::: Records to process

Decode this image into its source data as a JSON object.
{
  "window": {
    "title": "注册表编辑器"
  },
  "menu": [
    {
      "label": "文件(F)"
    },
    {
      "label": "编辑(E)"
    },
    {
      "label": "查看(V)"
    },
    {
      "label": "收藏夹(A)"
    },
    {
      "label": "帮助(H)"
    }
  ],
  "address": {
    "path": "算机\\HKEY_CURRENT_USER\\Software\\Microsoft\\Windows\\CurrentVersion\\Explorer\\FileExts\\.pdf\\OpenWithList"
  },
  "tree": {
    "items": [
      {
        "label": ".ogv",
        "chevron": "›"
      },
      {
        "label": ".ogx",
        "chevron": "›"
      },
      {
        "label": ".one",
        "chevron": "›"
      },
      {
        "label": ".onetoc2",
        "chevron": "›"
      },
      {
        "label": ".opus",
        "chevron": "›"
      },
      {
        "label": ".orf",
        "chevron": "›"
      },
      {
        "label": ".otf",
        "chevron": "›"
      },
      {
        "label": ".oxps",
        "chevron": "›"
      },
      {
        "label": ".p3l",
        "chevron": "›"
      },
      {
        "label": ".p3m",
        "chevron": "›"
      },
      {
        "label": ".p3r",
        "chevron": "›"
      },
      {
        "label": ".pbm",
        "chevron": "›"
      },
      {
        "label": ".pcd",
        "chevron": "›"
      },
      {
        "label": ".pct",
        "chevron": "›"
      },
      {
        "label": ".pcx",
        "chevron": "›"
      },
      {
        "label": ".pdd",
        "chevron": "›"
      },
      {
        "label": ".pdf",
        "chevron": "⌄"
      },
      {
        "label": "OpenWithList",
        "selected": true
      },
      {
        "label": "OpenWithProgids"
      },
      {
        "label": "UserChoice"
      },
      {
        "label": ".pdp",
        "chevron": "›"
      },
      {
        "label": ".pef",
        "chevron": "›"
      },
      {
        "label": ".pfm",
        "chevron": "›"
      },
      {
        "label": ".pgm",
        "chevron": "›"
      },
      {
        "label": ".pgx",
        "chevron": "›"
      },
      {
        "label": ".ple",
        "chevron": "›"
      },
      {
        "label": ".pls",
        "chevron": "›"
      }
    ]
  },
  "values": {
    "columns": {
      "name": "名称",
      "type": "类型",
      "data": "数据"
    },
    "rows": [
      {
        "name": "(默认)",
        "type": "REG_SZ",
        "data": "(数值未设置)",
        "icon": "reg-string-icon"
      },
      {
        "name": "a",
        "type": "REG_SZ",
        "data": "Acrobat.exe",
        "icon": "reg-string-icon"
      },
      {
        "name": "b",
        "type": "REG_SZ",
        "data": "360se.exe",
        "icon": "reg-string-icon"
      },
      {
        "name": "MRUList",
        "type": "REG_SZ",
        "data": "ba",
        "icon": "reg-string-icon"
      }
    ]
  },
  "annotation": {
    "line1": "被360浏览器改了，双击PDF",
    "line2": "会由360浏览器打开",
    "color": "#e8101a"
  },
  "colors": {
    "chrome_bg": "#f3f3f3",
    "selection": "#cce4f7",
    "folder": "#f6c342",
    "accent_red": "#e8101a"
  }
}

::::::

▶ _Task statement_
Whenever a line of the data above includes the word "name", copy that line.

▶ _Response box_
      "name": "名称",
        "name": "(默认)",
        "name": "a",
        "name": "b",
        "name": "MRUList",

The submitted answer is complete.